This is what our jekyll blog looks like:

➜  ls ~/project/
404.html      Gemfile.lock  _posts        bin 
Gemfile       _config.yml   _site

Modify the baseurl option on _config.yml of your jekyll instance to point it to /blog.

baseurl: "/blog" 			// the subpath of your site, e.g. /blog, /docs

This is important so that assets load and link back properly. To ensure everything is working properly, start the Jekyll server and preview the blog on your browser. You can also apply a theme to your blog to match with your site’s layout. We customized our Jekyll blog and open sourced our theme in form of a gem along with a guide to help you dip your fingers in quickly:

(Simply fork it, replace logos and links and you’re all set!)

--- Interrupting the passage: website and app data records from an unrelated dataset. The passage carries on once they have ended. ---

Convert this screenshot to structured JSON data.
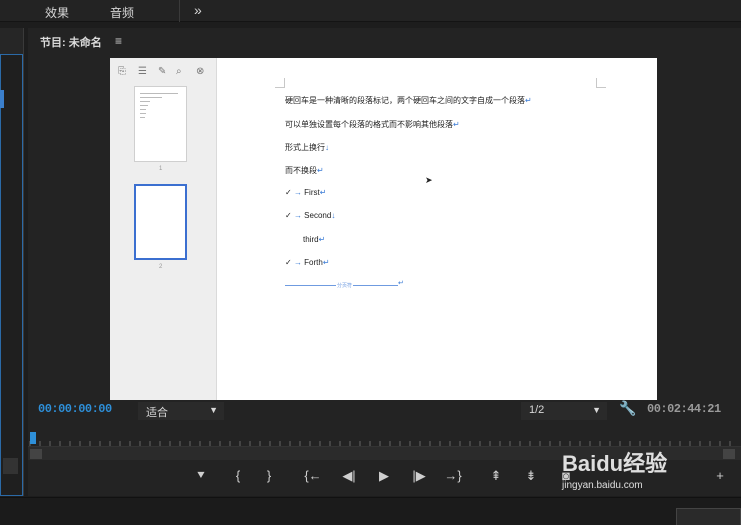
{
  "topbar": {
    "tab_effects": "效果",
    "tab_audio": "音频",
    "more_icon": "double-chevron-right"
  },
  "monitor": {
    "title": "节目: 未命名",
    "menu_icon": "hamburger",
    "timecode_current": "00:00:00:00",
    "fit_label": "适合",
    "resolution_label": "1/2",
    "timecode_duration": "00:02:44:21",
    "accent_color": "#2e8fd8"
  },
  "document": {
    "lines": [
      "硬回车是一种清晰的段落标记，两个硬回车之间的文字自成一个段落",
      "可以单独设置每个段落的格式而不影响其他段落",
      "形式上换行",
      "而不换段",
      "First",
      "Second",
      "third",
      "Forth"
    ],
    "page2_number": "2",
    "page1_number": "1",
    "divider_label": "分页符"
  },
  "transport": {
    "icons": [
      "marker-icon",
      "mark-in-icon",
      "mark-out-icon",
      "go-to-in-icon",
      "step-back-icon",
      "play-icon",
      "step-forward-icon",
      "go-to-out-icon",
      "lift-icon",
      "extract-icon",
      "export-frame-icon",
      "add-button-icon"
    ]
  },
  "watermark": {
    "logo": "Baidu经验",
    "url": "jingyan.baidu.com"
  }
}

Since we’re hosting Bubblin on Linode I wanted to make sure that the public/ directory is committed properly. Remove ‘public/’ from .gitignore file if that is necessary to commit the directory. What we’ll be doing next is simply add a shared directory on our deployer recipe to tell rails where the requests to our blog will go. Thereon we can just build and rsync the Jekyll site to our blog directory on server. Easy peasy.

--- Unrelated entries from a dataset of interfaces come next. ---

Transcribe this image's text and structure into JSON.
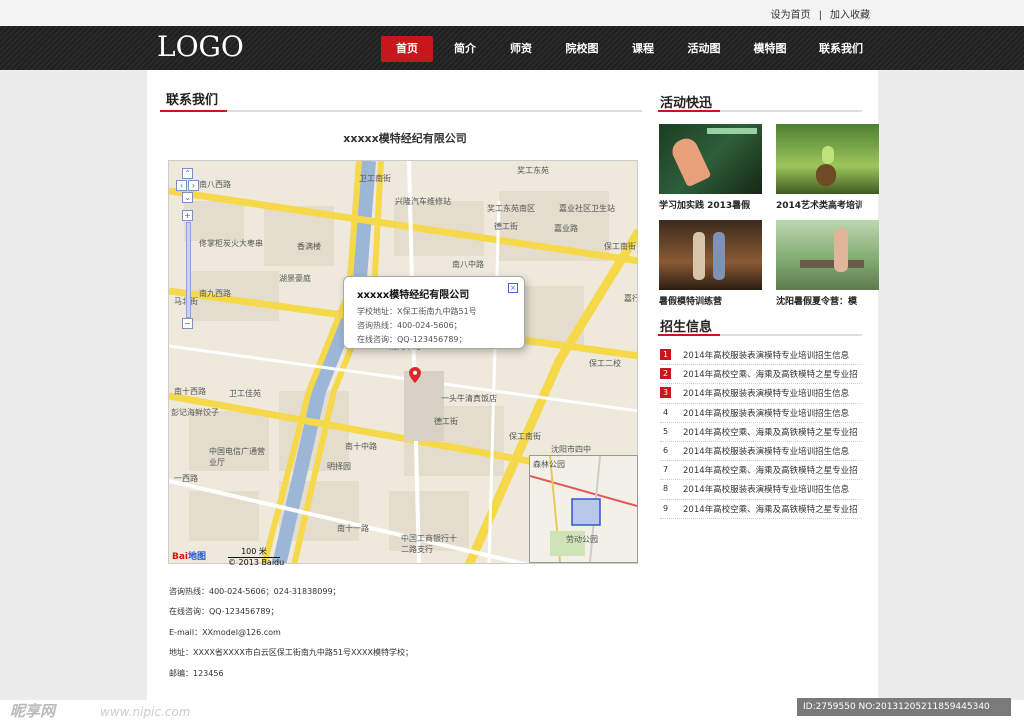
{
  "top_links": {
    "home": "设为首页",
    "sep": "|",
    "fav": "加入收藏"
  },
  "logo": "LOGO",
  "nav": [
    "首页",
    "简介",
    "师资",
    "院校图",
    "课程",
    "活动图",
    "模特图",
    "联系我们"
  ],
  "main": {
    "section_title": "联系我们",
    "company_title": "xxxxx模特经纪有限公司",
    "map": {
      "popup_title": "xxxxx模特经纪有限公司",
      "popup_lines": [
        "学校地址：X保工街南九中路51号",
        "咨询热线：400-024-5606；",
        "在线咨询：QQ-123456789；"
      ],
      "popup_close": "×",
      "labels": [
        "南八西路",
        "卫工南街",
        "兴隆汽车维修站",
        "奖工东苑",
        "奖工东苑南区",
        "嘉业社区卫生站",
        "嘉业路",
        "德工街",
        "佟掌柜炭火大枣串",
        "香满楼",
        "湖景豪庭",
        "南八中路",
        "保工南街",
        "南九西路",
        "嘉行",
        "马北街",
        "南九中路",
        "保工二校",
        "南十西路",
        "卫工佳苑",
        "彭记海鲜饺子",
        "一头牛清真饭店",
        "德工街",
        "中国电信广通营业厅",
        "南十中路",
        "沈阳市四中",
        "明择园",
        "保工南街",
        "一西路",
        "南十一路",
        "中国工商银行十二路支行",
        "森林公园",
        "劳动公园"
      ],
      "scale": "100 米",
      "baidu": "Bai",
      "baidu_map": "地图",
      "copyright": "© 2013 Baidu",
      "zoom_in": "+",
      "zoom_out": "−"
    },
    "info": [
      "咨询热线：400-024-5606；024-31838099；",
      "在线咨询：QQ-123456789；",
      "E-mail：XXmodel@126.com",
      "地址：XXXX省XXXX市白云区保工街南九中路51号XXXX模特学校；",
      "邮编：123456"
    ]
  },
  "sidebar": {
    "news_title": "活动快迅",
    "news": [
      {
        "caption": "学习加实践 2013暑假"
      },
      {
        "caption": "2014艺术类高考培训"
      },
      {
        "caption": "暑假模特训练营"
      },
      {
        "caption": "沈阳暑假夏令营：模"
      }
    ],
    "recruit_title": "招生信息",
    "recruit": [
      {
        "num": "1",
        "text": "2014年高校服装表演模特专业培训招生信息"
      },
      {
        "num": "2",
        "text": "2014年高校空乘、海乘及高铁模特之星专业招"
      },
      {
        "num": "3",
        "text": "2014年高校服装表演模特专业培训招生信息"
      },
      {
        "num": "4",
        "text": "2014年高校服装表演模特专业培训招生信息"
      },
      {
        "num": "5",
        "text": "2014年高校空乘、海乘及高铁模特之星专业招"
      },
      {
        "num": "6",
        "text": "2014年高校服装表演模特专业培训招生信息"
      },
      {
        "num": "7",
        "text": "2014年高校空乘、海乘及高铁模特之星专业招"
      },
      {
        "num": "8",
        "text": "2014年高校服装表演模特专业培训招生信息"
      },
      {
        "num": "9",
        "text": "2014年高校空乘、海乘及高铁模特之星专业招"
      }
    ]
  },
  "watermark": {
    "left": "昵享网",
    "url": "www.nipic.com",
    "id": "ID:2759550 NO:20131205211859445340"
  },
  "colors": {
    "accent": "#c8161d",
    "nav_bg": "#232323",
    "road_yellow": "#f5d94a",
    "canal_blue": "#9cb6d8"
  }
}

We’re using Capistrano for build deployments so I added the “blog/” as a linked_directory on our deployer recipe:

➜ $ cd ~/project/ 		// In your rails/node/python app
➜ $ vi ~/project/

Add public/blog to the following line:

set :linked_dirs, %w{public/blog log tmp/pids tmp/cache tmp/sockets vendor/bundle public/system}

Exit vim with \wq!.


To publish we’ll use a two line deployer script that builds jekyll and rsyncs it to the public directory of our Rails application. If you don’t have rsync installed, you could use scp instead, or you’ll need to install one of these tools with your favorite package manager. Since I’m on mac, I use the Homebrew.

$ cd ~/project/ && mkdir bin 	// Create a `bin` dir here.
$ cd bin && touch deploy 				// Note there is no dotfile extension on this script
$ vi deploy

Add the following lines to it:

#! /bin/sh

jekyll build
rsync -va _site/ ../
# rsync -va _site/ 	// Uncomment for production.

Exit vim with \wq!. It’s a good idea to make it executable as well:

chmod +x ~/project/

At the root of your blog execute $ . bin/deploy, and you’ll see rsync run and put the Jekyll build inside your rails app’s public/ directory.

Now you can work on the app and the blog independently without mixing dependencies.

That’s how you setup a simple jekyll blog near your rails app. And all the best with your startup!

P.S.: Did you know Bubblin is to books, what Jekyll is to blogs?